Dayclimber spoke into the silence because there was another part of the story which did not satisfy him. “And how is it this young seal girl was willing to speak to you, a warrior, when one of your kind just killed her brother, besides?” The Picts, on hearing this question, looked up at Gerraint who sighed. There was no avoiding it, in any case. Besides, he had determined that the gods he had been were inaccessible at the moment, but Greta the Dacian Woman of the Ways and healer would be willing to look into this plague. Someone had to do something, or their welcome would soon enough turn sour.
“Will the goddess come?” Uwaine asked having read the resignation on Gerraint’s face.
“Not one of them,” Gerraint answered. “But Greta may help, if you don’t mind.” He knew Uwaine did not mind. Uwaine was long in love with Greta.
“Dayclimber.” Gerraint got the man ready to translate, and he told the rest of the story, about Margueritte and speaking as a young girl to a young girl. The Picts said nothing at first. Gerraint’s own crew stayed equally silent as Gerraint stood. “And now, let the healer from the east and from long ago see if perhaps there is something that can be done for your people.” He took Uwaine’s hand and one hand of Dayclimber’s in an age-old tradition. “Do not let go, no matter what,” he said, and the dark haired, blue eyed, six foot tall Gerraint was not there anymore. In his place stood a five foot, four-inch blonde with light brown eyes that sparkled with life.
Dayclimber shrieked and yanked back his hand. Both Picts and Gerraint’s crew stood and stepped from the table with the shuffling and scraping of chairs and not a few gasps. One Pictish woman screamed and dropped the clay pot she held. It shattered on the ground and spilled milk everywhere. Uwaine, alone, stayed unmoved.
“You haven’t changed a bit,” Uwaine said to her in Latin.
“But you have matured well,” she responded in the same tongue.
“That was you in Amorica,” he confirmed.
She nodded. “Briefly. But I suspect I may be here a while longer.”
“As always, I am your devoted servant,” Uwaine confessed, knowing better than to say more. But she was a wise woman of the Dacians and Romans. She could read his heart and mind no matter how deeply he tried to hide his feelings. She saw his love and could not help the smile in return for the depths of her own feelings.

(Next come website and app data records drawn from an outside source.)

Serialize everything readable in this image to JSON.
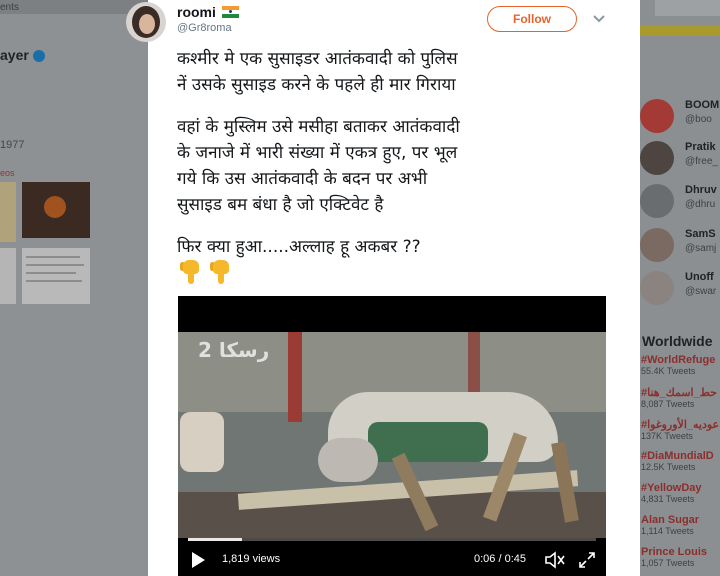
{
  "background": {
    "tabs_text": "ents",
    "profile_name": "ayer",
    "year_text": "1977",
    "videos_text": "eos",
    "who_to_follow": [
      {
        "name": "BOOM",
        "handle": "@boo"
      },
      {
        "name": "Pratik",
        "handle": "@free_"
      },
      {
        "name": "Dhruv",
        "handle": "@dhru"
      },
      {
        "name": "SamS",
        "handle": "@samj"
      },
      {
        "name": "Unoff",
        "handle": "@swar"
      }
    ],
    "trends_title": "Worldwide",
    "trends": [
      {
        "name": "#WorldRefuge",
        "count": "55.4K Tweets"
      },
      {
        "name": "#حط_اسمك_هنا",
        "count": "8,087 Tweets"
      },
      {
        "name": "#عوديه_الأوروغوا",
        "count": "137K Tweets"
      },
      {
        "name": "#DiaMundialD",
        "count": "12.5K Tweets"
      },
      {
        "name": "#YellowDay",
        "count": "4,831 Tweets"
      },
      {
        "name": "Alan Sugar",
        "count": "1,114 Tweets"
      },
      {
        "name": "Prince Louis",
        "count": "1,057 Tweets"
      }
    ]
  },
  "tweet": {
    "display_name": "roomi",
    "handle": "@Gr8roma",
    "follow_label": "Follow",
    "paragraphs": [
      [
        "कश्मीर मे एक सुसाइडर  आतंकवादी को पुलिस",
        "नें उसके सुसाइड करने के पहले ही मार गिराया"
      ],
      [
        "वहां के मुस्लिम उसे मसीहा बताकर आतंकवादी",
        "के जनाजे में भारी संख्या में एकत्र हुए, पर भूल",
        "गये कि उस आतंकवादी के बदन पर अभी",
        "सुसाइड बम बंधा है जो एक्टिवेट है"
      ],
      [
        "फिर क्या हुआ.....अल्लाह हू अकबर ??"
      ]
    ],
    "emoji_icon": "backhand-index-pointing-down",
    "video": {
      "views": "1,819 views",
      "time": "0:06 / 0:45",
      "progress": 0.133,
      "logo_text": "رسكا 2"
    }
  },
  "colors": {
    "follow_accent": "#e8632b",
    "handle_gray": "#657786"
  }
}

The lives of the Kairos could sometimes be very complicated.
“Hush, lest you make my husband jealous.” She turned to Dayclimber as she let go of Uwaine’s hand and spoke in Gerraint’s British tongue. “We have the sick to attend to,” she said. “Tell your chief I will do what I can but I make no promises.” Dayclimber said nothing until Greta stomped on his foot. Then he blurted it out all at once. The chief of the Picts slowly nodded. He understood. The gods never made promises.
As they walked, Greta checked her clothes. The fairy clothes that had come to her had shaped themselves in the Dacian style of her home. That only made her three hundred and fifty years out of date. Still, she had sent her armor away with Gerraint. She came as a healer, not a woman warrior of the Dacians. Of course, her weapons also disappeared from the pile of weapons at the same time, but she supposed no one would really notice that except perhaps Uwaine. In their stead, she called from her own island in the heavenly sea, her bag with everything she was used to carrying on just such errands of mercy. With that on her arm like a woman’s purse, she was well supplied with the drugs, herbs and medicines she might need, that is, if this disease was anything familiar.
Dayclimber said nothing the whole way. He kept staring back at her as she followed one step behind. He nearly tripped several times before they reached the door of the first hut. “Is your nose filled?” she asked him. He did not understand, so she set her hand against his chin. “Close your mouth,” she said. He did as he opened the door.